> The application is payroll/personnel. A programmer is tasked with
> creating forms for data entry on new employees, including
> If the user doesn't enter a new employee's supervisor, the
> accepts it, figuring that it is not yet known, and stores
> NULL for the
> field ("not known" use of NULL).
> Meanwhile, a payroll programmer has been tasked with writing an
> application to give the CEO a huge bonus and stock options.
> To figure
> out which employee is the CEO, the application looks for the employee
> with NULL for supervisor ("not applicable" use of NULL).
> Suddenly, a large number of new hires are fabulously wealthy. Who
> screwed up? Answer: the DB designer who didn't specify what
> NULL meant.
I would disagree here. I'd place the blame squarely with the programmer
who made an *assumption* about the meaning of NULL in the absence of
documentation. It's the responsibility of the programmer to understand
the system he or she is writing code for, before running that code. If
documentation can't be found, the programmer should have asked the DB
designer. If the DB designer was unavailable the programmer should have
at LAST tested the assumption ("SELECT COUNT(*) FROM employee WHERE
supervisor_id IS NULL" -- there's only one CEO, so if it returns a value
> 1 the assumption is definitely false, if it returned 0, the assumption
is definitely false, and if it returned exactly 1, the assumption MAY be
true) before mucking with data.
Granted that the DB designer had the opportunity to prevent this
particular misunderstanding by designing a schema that distinguishes
between A-mark (absence of information -- "not known") and I-mark
(inapplicability of information), but it's impossible to completely
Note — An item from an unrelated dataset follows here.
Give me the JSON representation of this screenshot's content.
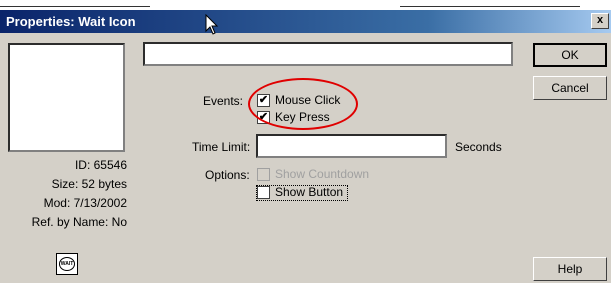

idiot-proof any system. At some point, the users of the system -- in
this case the programmer -- have a responsibility to achieve a certain
minimum level of understanding before using that system.
> Because you know that a given person has no middle name?
> To represent "no value", as differentiated from "not known"?
That's an ugly way to make the distinction between A-mark and I-mark.
In most situations, I'd move the relevant column(s) to a separate table,
with a NULL-allowed column in that table and a FK reference back to the
original table. The absence of a row in this child table indicates
I-mark, and the presence of a row with a NULL in the column indicates an
Or alternatively you could just get a database that has two kinds of
NULLs, specifically defined to represent the distinction you bring up.
( http://www.firstsql.com )